In 2021 YSJ validated a Cert HE in Performing Arts for people with learning disabilities. Delivered by Mind the Gap, a learning-disabled theatre company, based in Bradford, and is the first degree-level course of its kind in the UK. This course is part of a wider partnership with Mind the Gap, providing educational and work placement opportunities for people with learning disabilities and giving YSJ students opportunities to gain experience and understand of learning disabilities.
Daniel Foulds is a learning disabled associate artist at Mind the Gap, who has a passion for history but has never had an opportunity to pursue higher education. In autumn 2021 it was arranged for Daniel to audit a history module, an opportunity to gain experience of university. He was assigned a student buddy – Holly Mecrow – who could support Daniel, ensuring he knew how to get to rooms and had assistance in note taking and reflecting on live lectures. In this blog both Daniel and Holly reflect upon this experience.

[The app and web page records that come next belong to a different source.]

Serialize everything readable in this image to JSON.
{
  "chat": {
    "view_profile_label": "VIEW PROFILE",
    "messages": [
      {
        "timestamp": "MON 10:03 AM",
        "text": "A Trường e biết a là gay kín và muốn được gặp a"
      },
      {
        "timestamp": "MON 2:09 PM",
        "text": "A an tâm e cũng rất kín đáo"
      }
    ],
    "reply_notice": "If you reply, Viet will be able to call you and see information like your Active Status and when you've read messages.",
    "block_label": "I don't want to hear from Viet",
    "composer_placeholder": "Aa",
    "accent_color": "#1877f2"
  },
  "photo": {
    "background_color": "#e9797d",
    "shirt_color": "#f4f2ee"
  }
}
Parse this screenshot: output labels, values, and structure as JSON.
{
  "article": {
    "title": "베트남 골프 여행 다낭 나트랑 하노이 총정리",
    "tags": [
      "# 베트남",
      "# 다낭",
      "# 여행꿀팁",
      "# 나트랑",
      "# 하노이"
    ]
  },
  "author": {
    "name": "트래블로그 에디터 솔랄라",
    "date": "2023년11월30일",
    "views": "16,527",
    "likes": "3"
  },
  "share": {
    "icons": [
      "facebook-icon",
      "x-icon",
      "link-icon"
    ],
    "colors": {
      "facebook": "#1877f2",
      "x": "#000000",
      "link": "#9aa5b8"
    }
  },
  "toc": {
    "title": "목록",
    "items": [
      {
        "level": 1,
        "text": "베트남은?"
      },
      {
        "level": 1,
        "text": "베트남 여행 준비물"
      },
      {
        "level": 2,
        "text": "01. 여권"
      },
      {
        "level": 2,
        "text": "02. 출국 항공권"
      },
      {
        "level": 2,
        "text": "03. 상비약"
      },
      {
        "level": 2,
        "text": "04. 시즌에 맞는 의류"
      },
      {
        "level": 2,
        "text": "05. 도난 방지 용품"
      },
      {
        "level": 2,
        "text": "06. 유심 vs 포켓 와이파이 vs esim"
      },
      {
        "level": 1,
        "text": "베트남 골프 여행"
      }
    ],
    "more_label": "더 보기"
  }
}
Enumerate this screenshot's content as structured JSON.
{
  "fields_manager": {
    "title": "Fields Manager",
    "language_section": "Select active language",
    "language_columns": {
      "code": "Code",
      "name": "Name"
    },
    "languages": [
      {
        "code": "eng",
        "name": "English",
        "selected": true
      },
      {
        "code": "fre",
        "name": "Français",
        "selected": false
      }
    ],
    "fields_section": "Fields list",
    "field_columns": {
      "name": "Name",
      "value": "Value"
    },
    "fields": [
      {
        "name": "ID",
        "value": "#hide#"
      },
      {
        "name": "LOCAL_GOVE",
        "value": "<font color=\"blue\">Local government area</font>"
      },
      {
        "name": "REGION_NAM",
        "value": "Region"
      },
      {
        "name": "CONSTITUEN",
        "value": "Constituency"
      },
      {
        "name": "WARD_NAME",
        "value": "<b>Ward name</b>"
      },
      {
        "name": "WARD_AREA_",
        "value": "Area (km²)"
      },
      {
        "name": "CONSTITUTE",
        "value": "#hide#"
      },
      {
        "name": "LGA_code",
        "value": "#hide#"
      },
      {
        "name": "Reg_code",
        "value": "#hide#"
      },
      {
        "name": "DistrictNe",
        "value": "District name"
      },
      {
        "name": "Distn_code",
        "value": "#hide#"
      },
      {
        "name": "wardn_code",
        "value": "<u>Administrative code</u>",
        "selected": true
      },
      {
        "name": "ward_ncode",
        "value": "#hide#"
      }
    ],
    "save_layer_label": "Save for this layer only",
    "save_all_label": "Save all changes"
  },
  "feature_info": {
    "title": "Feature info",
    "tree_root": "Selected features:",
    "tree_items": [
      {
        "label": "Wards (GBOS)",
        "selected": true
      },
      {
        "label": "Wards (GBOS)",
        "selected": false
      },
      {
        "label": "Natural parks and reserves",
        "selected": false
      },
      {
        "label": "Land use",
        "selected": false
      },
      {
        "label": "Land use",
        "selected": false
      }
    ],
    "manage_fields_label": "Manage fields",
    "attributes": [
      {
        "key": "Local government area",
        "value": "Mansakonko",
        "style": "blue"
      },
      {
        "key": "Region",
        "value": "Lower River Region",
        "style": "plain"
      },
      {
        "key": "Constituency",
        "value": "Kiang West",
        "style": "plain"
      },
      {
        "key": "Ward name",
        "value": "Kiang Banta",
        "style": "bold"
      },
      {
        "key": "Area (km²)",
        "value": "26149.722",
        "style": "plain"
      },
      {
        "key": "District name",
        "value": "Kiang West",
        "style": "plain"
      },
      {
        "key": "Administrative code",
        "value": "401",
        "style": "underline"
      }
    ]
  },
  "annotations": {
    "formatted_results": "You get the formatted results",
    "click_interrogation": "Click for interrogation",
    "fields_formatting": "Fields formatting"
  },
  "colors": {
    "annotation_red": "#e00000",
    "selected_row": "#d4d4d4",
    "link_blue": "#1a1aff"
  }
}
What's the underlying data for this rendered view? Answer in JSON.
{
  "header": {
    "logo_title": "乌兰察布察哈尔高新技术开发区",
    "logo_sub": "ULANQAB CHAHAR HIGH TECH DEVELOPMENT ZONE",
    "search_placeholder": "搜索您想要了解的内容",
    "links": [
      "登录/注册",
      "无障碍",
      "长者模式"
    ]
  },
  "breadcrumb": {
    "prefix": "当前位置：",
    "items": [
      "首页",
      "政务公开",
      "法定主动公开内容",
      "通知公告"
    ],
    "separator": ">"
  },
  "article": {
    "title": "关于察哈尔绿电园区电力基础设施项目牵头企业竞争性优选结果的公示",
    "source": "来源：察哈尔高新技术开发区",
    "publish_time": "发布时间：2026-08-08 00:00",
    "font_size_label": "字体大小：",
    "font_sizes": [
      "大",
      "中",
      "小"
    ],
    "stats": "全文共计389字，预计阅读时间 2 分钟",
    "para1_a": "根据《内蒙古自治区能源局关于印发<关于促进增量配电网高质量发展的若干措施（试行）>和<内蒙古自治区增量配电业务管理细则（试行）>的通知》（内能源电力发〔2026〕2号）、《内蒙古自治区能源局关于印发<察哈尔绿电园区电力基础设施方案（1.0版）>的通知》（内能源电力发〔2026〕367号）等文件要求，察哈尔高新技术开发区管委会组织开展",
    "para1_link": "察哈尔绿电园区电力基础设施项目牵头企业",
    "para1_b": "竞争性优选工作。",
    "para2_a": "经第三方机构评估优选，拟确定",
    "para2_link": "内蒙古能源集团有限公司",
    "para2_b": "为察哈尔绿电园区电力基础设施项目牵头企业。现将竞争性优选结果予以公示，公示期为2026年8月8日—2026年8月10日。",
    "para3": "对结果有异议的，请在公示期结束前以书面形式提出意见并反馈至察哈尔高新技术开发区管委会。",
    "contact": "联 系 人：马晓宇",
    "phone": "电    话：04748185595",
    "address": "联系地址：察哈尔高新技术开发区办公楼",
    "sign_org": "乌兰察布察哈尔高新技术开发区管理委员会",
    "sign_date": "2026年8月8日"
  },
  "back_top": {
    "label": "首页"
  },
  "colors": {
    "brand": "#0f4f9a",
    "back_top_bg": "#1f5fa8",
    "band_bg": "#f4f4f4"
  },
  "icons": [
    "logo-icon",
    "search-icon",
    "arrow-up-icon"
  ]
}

From the first day in October, it was amazing to get a sense of what university life really is like. From my limited experience in mainstream education, life on campus is far away from the stereotype of what I thought a student was. When I arrived, I was very sceptical about how accessible the university would be for someone with a learning disability. I was genuinely surprised by how welcoming and open the university was. From the occasional hello to the pointing in the direction of where to go.
One of the highlights of my experience was the buddy system and how that can be of a benefit to any student, learning disabled or not. When I met Holly, it was great to meet someone with the same level of interest in history as I have. Conversation was easy and put an end of first day nerves. Before we went into the first lecture, we had a very open conversation about how Holly could help me. For example, I required some help both with navigating the campus and finding my way around the library. I also needed help in taking notes during the lecture which Holly was great in helping with. As the course moved along Holly always was more than keen to assist if I needed to do any preparation work a lecture or seminar. Holly even gave me a crash course in how to cite and reference.
The lectures though very fast paced were amazing and fascinating. I’ve found myself going down a research rabbit hole and haven’t looked back. From various history books to looking at the source material itself I’ve found myself coming to more of an understanding of American history and how the Civil War has shaped America today which has been fascinating.
All the staff at York St John have been great and it was good for Dr Jim Cooper (Associate Professor in History). It would have been a misjustice if I didn’t say thank the brilliant staff at Northern Rail as well for providing me with a train pass to get to and from York and Bradford. Without that this whole endeavour would have been very hard financially and practically. The entire experience has been a real pleasure. Meeting new people, learning about a new subject for history. This has been a great experience for myself and has really encouraged me to apply to York St John University as a full time student in the future.
When I began the student buddy role in October 2021, I was incredibly keen and excited to share the tips and tricks to university that my academic experience had provided me so far. However, through the process I have also been learnt a lot about how everybody engaged with education differently, including about myself.
Daniel and I were to attend the lectures for the module ‘A Nation Divided: America in the Era of the Civil War.’ The lectures were incredibly engaging and insightful, and we both soon found ourselves participating in debates surrounding the subject, and continuing research outside of the lectures too. Dr. Cooper’s teaching style ensures everyone comes away with an understanding of the lectures content that day, and he also made effort to answer some of Daniel’s questions outside of lecture time regarding the subject.
Due to the wide range of material covered in this module, both of us struggle sometimes with keeping up with the substantial information provided in the lecturers – and this is where I believe the buddy system became extremely effective and valuable. Being in this system meant that we could arrange extra time outside of these lectures, exchange and discuss the notes taken and engage further in the subject. With the accessibility of the university library’s resources, we were both able to digest and gain a better understanding of the material. I really enjoyed this aspect of the buddy system, and I thoroughly believe it would be an incredibly helpful and valuable addition to universities, to make education just that little more accessible.
Daniel is an incredibly enthusiastic student, and engages in his studies in a manner which is truly a breath of fresh air. Daniel introduced me to the issue of lack of representation of the learning disability community in many areas of academia, in which has since become a matter I am passionate to challenge and aid in resolving. Overall, this position truly exceeded my expectations, and I am grateful to Daniel for providing me with the opportunity to widen my perception of university life. I am incredibly excited to see where Daniel takes his academic career, and hope to see more universities challenging accessibility in the future.
Written by Daniel Foulds and Holly Mecrow. Edited by Lauren Hall.
As associate artist at Mind the Gap, Daniel Foulds has produced three outdoor theatre events at heritage venues. Lauren Hall is completing a PhD in collaboration with Mind the Gap.
Thank you to Professor Matthew Reason, Dr James Cooper, and Northern Rail for making this project possible.